# Work to complete
Each entry below must be repeated exactly, with pictures left out.

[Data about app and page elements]
____

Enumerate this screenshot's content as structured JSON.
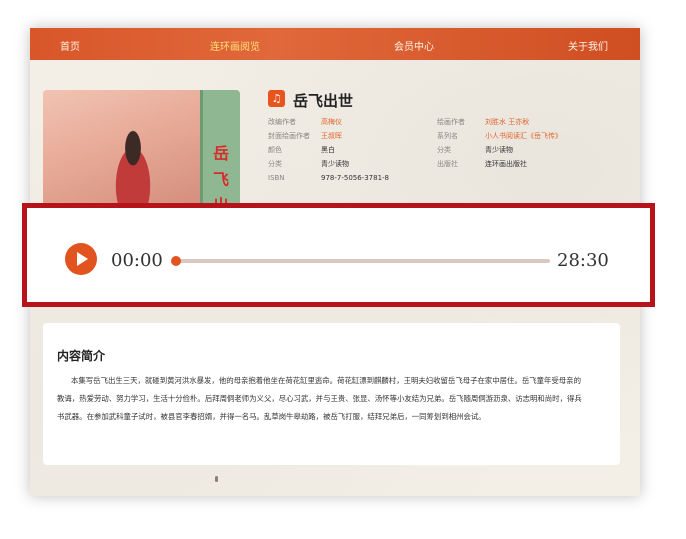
{
  "nav": {
    "items": [
      {
        "label": "首页",
        "active": false
      },
      {
        "label": "连环画阅览",
        "active": true
      },
      {
        "label": "会员中心",
        "active": false
      },
      {
        "label": "关于我们",
        "active": false
      }
    ]
  },
  "book": {
    "title": "岳飞出世",
    "cover_text": [
      "岳",
      "飞",
      "出"
    ],
    "meta_left": [
      {
        "key": "改编作者",
        "value": "高梅仪",
        "link": true
      },
      {
        "key": "封面绘画作者",
        "value": "王叔晖",
        "link": true
      },
      {
        "key": "颜色",
        "value": "黑白",
        "link": false
      },
      {
        "key": "分类",
        "value": "青少读物",
        "link": false
      },
      {
        "key": "ISBN",
        "value": "978-7-5056-3781-8",
        "link": false
      }
    ],
    "meta_right": [
      {
        "key": "绘画作者",
        "value": "刘胜水  王亦秋",
        "link": true
      },
      {
        "key": "系列名",
        "value": "小人书阅读汇《岳飞传》",
        "link": true
      },
      {
        "key": "分类",
        "value": "青少读物",
        "link": false
      },
      {
        "key": "出版社",
        "value": "连环画出版社",
        "link": false
      }
    ]
  },
  "player": {
    "current_time": "00:00",
    "total_time": "28:30",
    "progress": 0.0
  },
  "summary": {
    "title": "内容简介",
    "text": "本集写岳飞出生三天，就碰到黄河洪水暴发，他的母亲抱着他坐在荷花缸里逃命。荷花缸漂到麒麟村，王明夫妇收留岳飞母子在家中居住。岳飞童年受母亲的教诲，热爱劳动、努力学习，生活十分俭朴。后拜周侗老师为义父，尽心习武，并与王贵、张显、汤怀等小友结为兄弟。岳飞随周侗游沥泉、访志明和尚时，得兵书武器。在参加武科童子试时，被县官李春招婿，并得一名马。乱草岗牛皋劫路，被岳飞打服，结拜兄弟后，一同筹划到相州会试。"
  },
  "colors": {
    "accent": "#e1531f",
    "nav_bg": "#d8562a",
    "highlight_frame": "#b7131a"
  }
}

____

# Solution for this problem
Enumerate this screenshot's content as structured JSON.
{
  "nav": {
    "items": [
      {
        "label": "首页",
        "active": false
      },
      {
        "label": "连环画阅览",
        "active": true
      },
      {
        "label": "会员中心",
        "active": false
      },
      {
        "label": "关于我们",
        "active": false
      }
    ]
  },
  "book": {
    "title": "岳飞出世",
    "cover_text": [
      "岳",
      "飞",
      "出"
    ],
    "meta_left": [
      {
        "key": "改编作者",
        "value": "高梅仪",
        "link": true
      },
      {
        "key": "封面绘画作者",
        "value": "王叔晖",
        "link": true
      },
      {
        "key": "颜色",
        "value": "黑白",
        "link": false
      },
      {
        "key": "分类",
        "value": "青少读物",
        "link": false
      },
      {
        "key": "ISBN",
        "value": "978-7-5056-3781-8",
        "link": false
      }
    ],
    "meta_right": [
      {
        "key": "绘画作者",
        "value": "刘胜水  王亦秋",
        "link": true
      },
      {
        "key": "系列名",
        "value": "小人书阅读汇《岳飞传》",
        "link": true
      },
      {
        "key": "分类",
        "value": "青少读物",
        "link": false
      },
      {
        "key": "出版社",
        "value": "连环画出版社",
        "link": false
      }
    ]
  },
  "player": {
    "current_time": "00:00",
    "total_time": "28:30",
    "progress": 0.0
  },
  "summary": {
    "title": "内容简介",
    "text": "本集写岳飞出生三天，就碰到黄河洪水暴发，他的母亲抱着他坐在荷花缸里逃命。荷花缸漂到麒麟村，王明夫妇收留岳飞母子在家中居住。岳飞童年受母亲的教诲，热爱劳动、努力学习，生活十分俭朴。后拜周侗老师为义父，尽心习武，并与王贵、张显、汤怀等小友结为兄弟。岳飞随周侗游沥泉、访志明和尚时，得兵书武器。在参加武科童子试时，被县官李春招婿，并得一名马。乱草岗牛皋劫路，被岳飞打服，结拜兄弟后，一同筹划到相州会试。"
  },
  "colors": {
    "accent": "#e1531f",
    "nav_bg": "#d8562a",
    "highlight_frame": "#b7131a"
  }
}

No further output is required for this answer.